> [WORK ITEM]: Pull out every line below holding the word "JSON".

+ + +

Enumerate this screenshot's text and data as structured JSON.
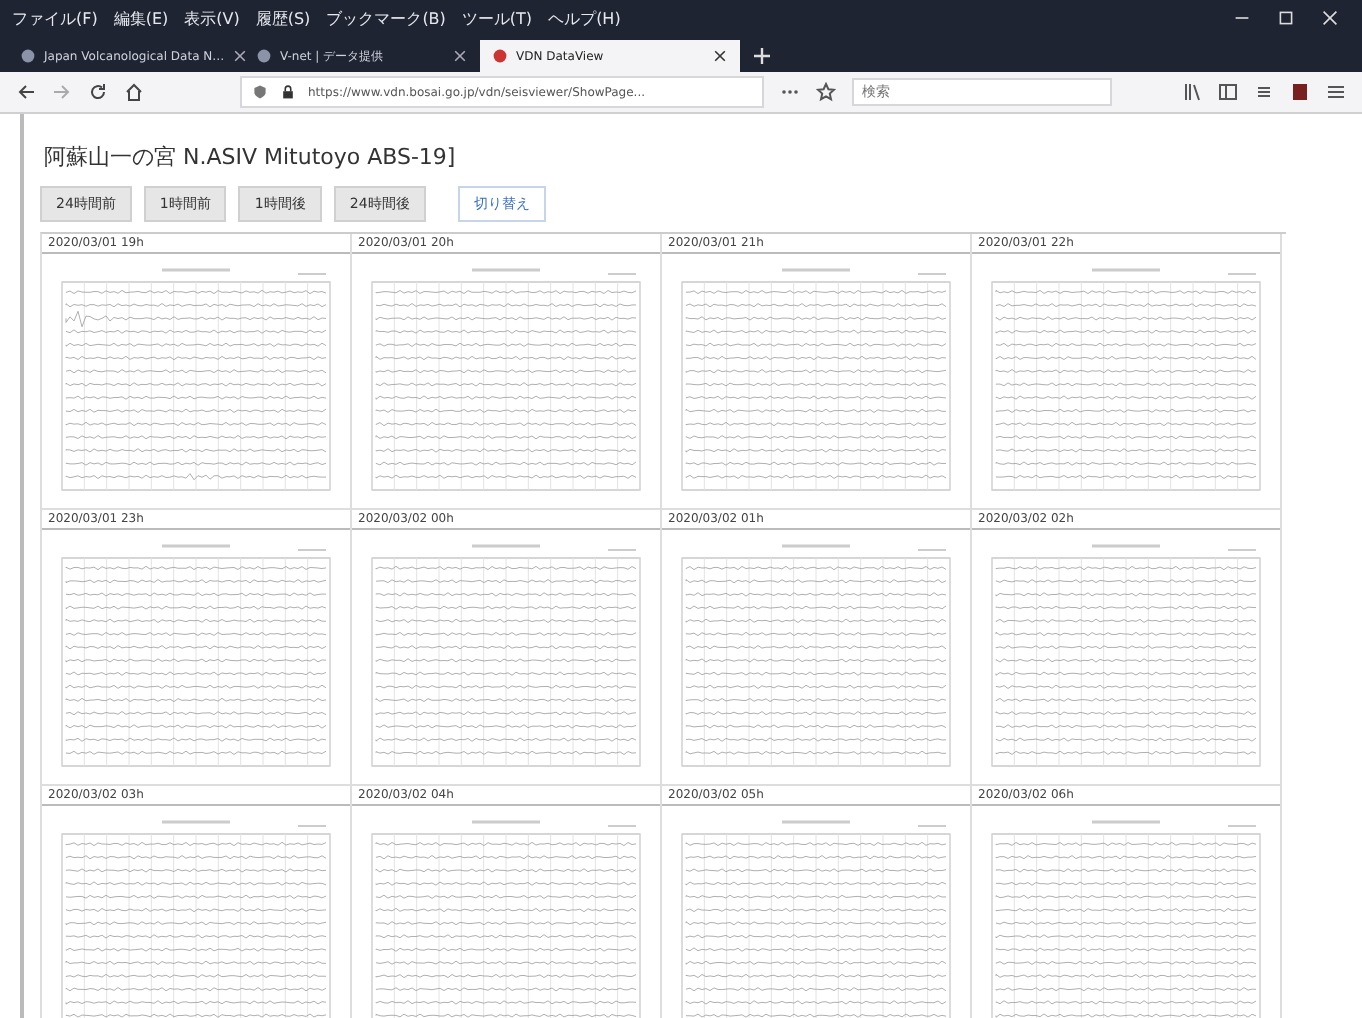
{
  "browser": {
    "menu": [
      "ファイル(F)",
      "編集(E)",
      "表示(V)",
      "履歴(S)",
      "ブックマーク(B)",
      "ツール(T)",
      "ヘルプ(H)"
    ],
    "tabs": [
      {
        "title": "Japan Volcanological Data N…",
        "selected": false
      },
      {
        "title": "V-net | データ提供",
        "selected": false
      },
      {
        "title": "VDN DataView",
        "selected": true
      }
    ],
    "address": "https://www.vdn.bosai.go.jp/vdn/seisviewer/ShowPage...",
    "search": {
      "placeholder": "検索"
    }
  },
  "page": {
    "title": "阿蘇山一の宮 N.ASIV Mitutoyo ABS-19]",
    "buttons": [
      {
        "label": "24時間前",
        "selected": false
      },
      {
        "label": "1時間前",
        "selected": false
      },
      {
        "label": "1時間後",
        "selected": false
      },
      {
        "label": "24時間後",
        "selected": false
      },
      {
        "label": "切り替え",
        "selected": true
      }
    ],
    "panels": [
      {
        "time": "2020/03/01 19h"
      },
      {
        "time": "2020/03/01 20h"
      },
      {
        "time": "2020/03/01 21h"
      },
      {
        "time": "2020/03/01 22h"
      },
      {
        "time": "2020/03/01 23h"
      },
      {
        "time": "2020/03/02 00h"
      },
      {
        "time": "2020/03/02 01h"
      },
      {
        "time": "2020/03/02 02h"
      },
      {
        "time": "2020/03/02 03h"
      },
      {
        "time": "2020/03/02 04h"
      },
      {
        "time": "2020/03/02 05h"
      },
      {
        "time": "2020/03/02 06h"
      }
    ]
  }
}
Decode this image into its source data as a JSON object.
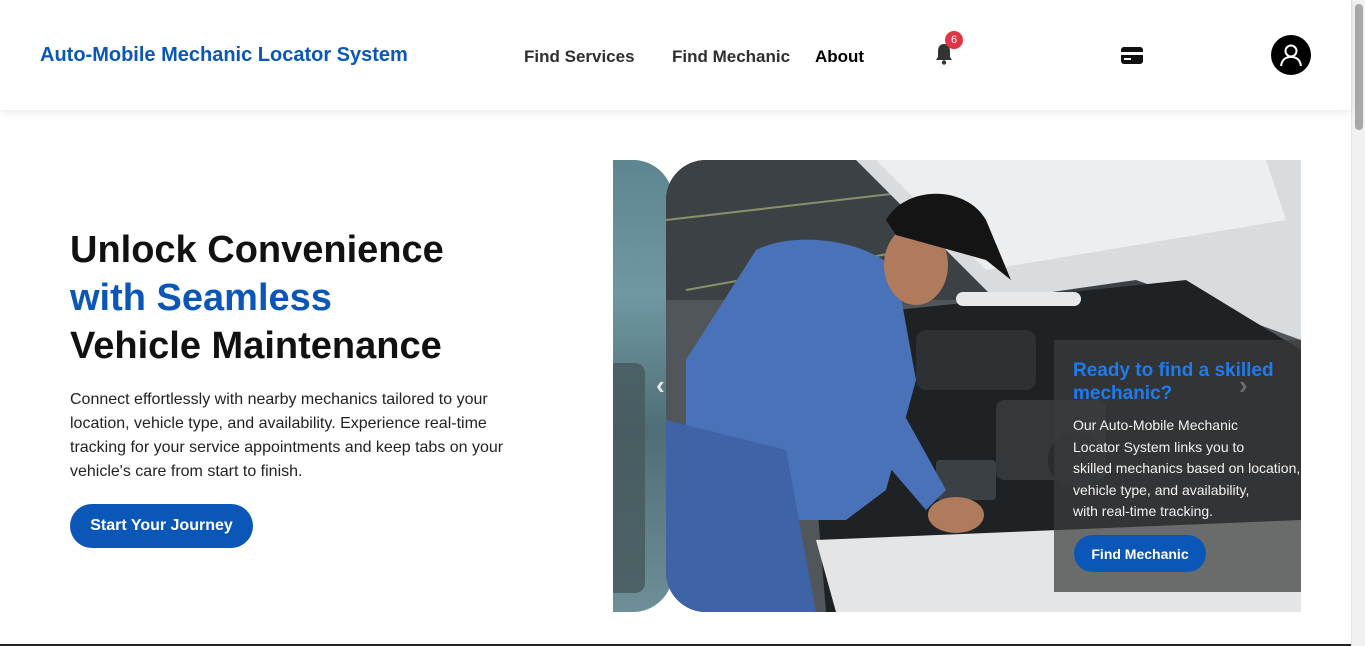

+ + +

> [ANSWER FOR THIS EXERCISE]:
Enumerate this screenshot's text and data as structured JSON.
Decode this image into its source data as a JSON object.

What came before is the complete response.